  • It can also be booked for a limited run or as a special event.  For example, for a fund raiser, luncheon or after dinner show.
  • The musical has several length options
  •  The set is simple and basic. L & O have  both portable Yamaha piano and sound.
  • For more information or  price quote: email – dsoworks@gmail.com

We are all on a pilgramage as we travel the Golden Roads. We all seek the precious jewels of happiness, peace and plenty found on this road.  Learn about this one woman born into poverty and persecution.  Through her own will power and hard work she overcame these hardships.

travelling Golden Roads
Our Song, The Kitchen Cabinet, provides one of many comic moments in the musical. As prime minister,  Golda with her cabinet in her kitchen, is serving homemade delicacies.

Travel Golden Roads With Golda Meir

Our Golden Roads symbolizes the journey some must take to find a better future. Golda’s was quite dramatic:

  • As a child,  Golda was nearly trampled to death by stampeding Cossacks riding horses.  Her passion became having a safe home.

Be entertained by the beautiful voice of Sharon Lesley and piano artistry of David.  Enjoy the beautiful melodies that punctuate the show. Be enthralled about with the story how one woman’s courage and determination helped to rebuild a nation for millions.

Our New York veteran director is  Carlo Thomas.  He has received positive reviews from Hal Prince, Irving Lowens of the Washington Star, and Werner Vollmann of the Associated Press in Vienna. As a bass, he has appeared in many operas, including Rigoletto, La Traviata, and The Queen of Spades. He has sung on opera stages in Italy.  He personally worked with  Broadway composers Timothy Gray and Hugh Martin. Carlo has helped to shape our show and provided exciting projections.

Travel Golden Roads and Make Money

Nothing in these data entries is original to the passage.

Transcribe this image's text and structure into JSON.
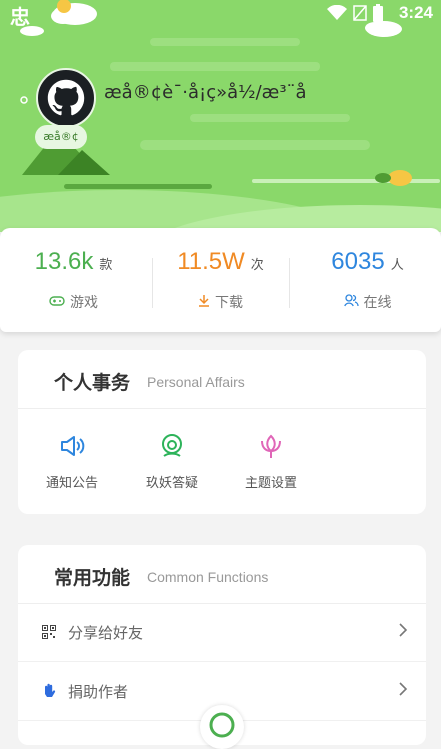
{
  "status_bar": {
    "carrier": "忠",
    "time": "3:24"
  },
  "profile": {
    "name": "æå®¢è¯·å¡ç»å½/æ³¨å",
    "badge": "æå®¢"
  },
  "stats": [
    {
      "value": "13.6k",
      "unit": "款",
      "label": "游戏",
      "color": "#4caf50",
      "icon": "gamepad-icon"
    },
    {
      "value": "11.5W",
      "unit": "次",
      "label": "下载",
      "color": "#f08a24",
      "icon": "download-icon"
    },
    {
      "value": "6035",
      "unit": "人",
      "label": "在线",
      "color": "#2e86de",
      "icon": "users-icon"
    }
  ],
  "personal": {
    "title": "个人事务",
    "subtitle": "Personal Affairs",
    "items": [
      {
        "label": "通知公告",
        "icon": "megaphone-icon",
        "color": "#2e86de"
      },
      {
        "label": "玖妖答疑",
        "icon": "support-icon",
        "color": "#2db35a"
      },
      {
        "label": "主题设置",
        "icon": "lotus-icon",
        "color": "#e066b8"
      }
    ]
  },
  "common": {
    "title": "常用功能",
    "subtitle": "Common Functions",
    "items": [
      {
        "label": "分享给好友",
        "icon": "qr-code-icon"
      },
      {
        "label": "捐助作者",
        "icon": "donate-hand-icon"
      }
    ]
  }
}
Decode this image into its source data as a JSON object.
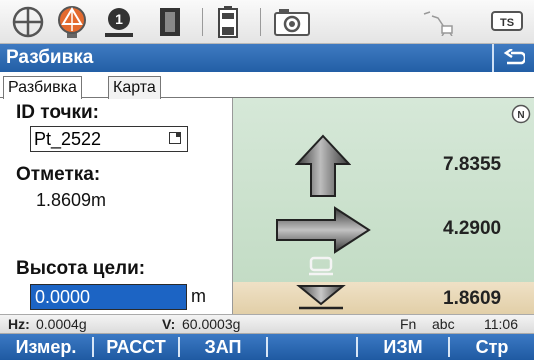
{
  "titlebar": {
    "title": "Разбивка"
  },
  "tabs": [
    {
      "label": "Разбивка"
    },
    {
      "label": "Карта"
    }
  ],
  "form": {
    "point_id_label": "ID точки:",
    "point_id_value": "Pt_2522",
    "elevation_label": "Отметка:",
    "elevation_value": "1.8609m",
    "target_height_label": "Высота цели:",
    "target_height_value": "0.0000",
    "target_height_unit": "m"
  },
  "panel": {
    "badge": "N",
    "forward_value": "7.8355",
    "side_value": "4.2900",
    "height_value": "1.8609"
  },
  "infobar": {
    "hz_label": "Hz:",
    "hz_value": "0.0004g",
    "v_label": "V:",
    "v_value": "60.0003g",
    "fn": "Fn",
    "input_mode": "abc",
    "time": "11:06"
  },
  "softkeys": [
    "Измер.",
    "РАССТ",
    "ЗАП",
    "ИЗМ",
    "Стр"
  ],
  "status_icons": [
    "target-crosshair-icon",
    "prism-icon",
    "reflector-1-icon",
    "laser-pointer-icon",
    "battery-icon",
    "camera-icon",
    "connection-icon",
    "ts-badge-icon"
  ],
  "status_text": {
    "reflector_number": "1",
    "ts_badge": "TS"
  },
  "colors": {
    "title_blue": "#235fa6",
    "panel_green": "#c3dcc5",
    "panel_sand": "#e2cfa8",
    "selection_blue": "#1c64c4"
  }
}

This one woman show, featuring Sharon, is a money maker. Call or contact DSOworks@gmail.com today to arrange for your special afternoon or evening with Golden Roads. It was SRO as Golda opened the 2017 Sarasolo Festival held at Sarasota’s Crocker Memorial Church. Don’t be shy! Please share with friends.